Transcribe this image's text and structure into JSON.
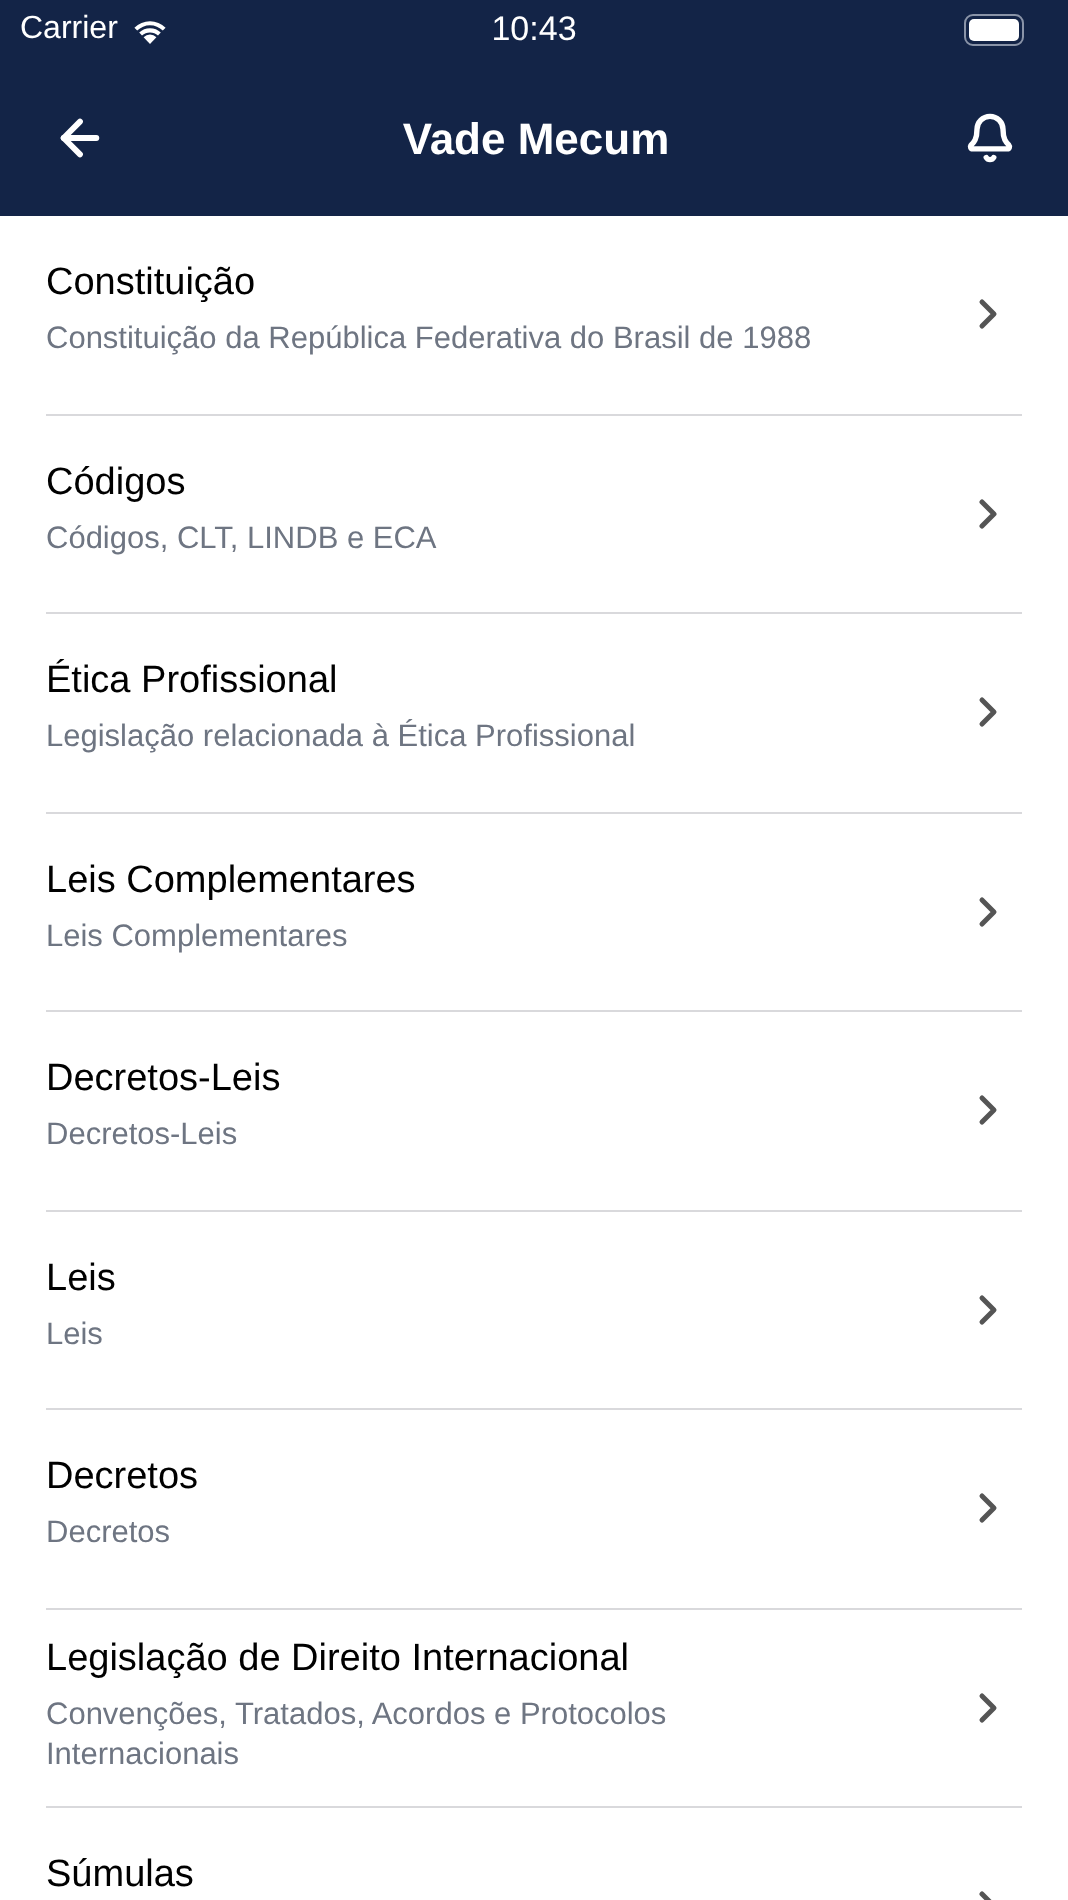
{
  "status_bar": {
    "carrier": "Carrier",
    "time": "10:43"
  },
  "nav": {
    "title": "Vade Mecum"
  },
  "items": [
    {
      "title": "Constituição",
      "subtitle": "Constituição da República Federativa do Brasil de 1988"
    },
    {
      "title": "Códigos",
      "subtitle": "Códigos, CLT, LINDB e ECA"
    },
    {
      "title": "Ética Profissional",
      "subtitle": "Legislação relacionada à Ética Profissional"
    },
    {
      "title": "Leis Complementares",
      "subtitle": "Leis Complementares"
    },
    {
      "title": "Decretos-Leis",
      "subtitle": "Decretos-Leis"
    },
    {
      "title": "Leis",
      "subtitle": "Leis"
    },
    {
      "title": "Decretos",
      "subtitle": "Decretos"
    },
    {
      "title": "Legislação de Direito Internacional",
      "subtitle": "Convenções, Tratados, Acordos e Protocolos Internacionais"
    },
    {
      "title": "Súmulas"
    }
  ]
}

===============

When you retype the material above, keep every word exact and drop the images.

Transcribe this image's text and structure into JSON.
{
  "status_bar": {
    "carrier": "Carrier",
    "time": "10:43"
  },
  "nav": {
    "title": "Vade Mecum"
  },
  "items": [
    {
      "title": "Constituição",
      "subtitle": "Constituição da República Federativa do Brasil de 1988"
    },
    {
      "title": "Códigos",
      "subtitle": "Códigos, CLT, LINDB e ECA"
    },
    {
      "title": "Ética Profissional",
      "subtitle": "Legislação relacionada à Ética Profissional"
    },
    {
      "title": "Leis Complementares",
      "subtitle": "Leis Complementares"
    },
    {
      "title": "Decretos-Leis",
      "subtitle": "Decretos-Leis"
    },
    {
      "title": "Leis",
      "subtitle": "Leis"
    },
    {
      "title": "Decretos",
      "subtitle": "Decretos"
    },
    {
      "title": "Legislação de Direito Internacional",
      "subtitle": "Convenções, Tratados, Acordos e Protocolos Internacionais"
    },
    {
      "title": "Súmulas"
    }
  ]
}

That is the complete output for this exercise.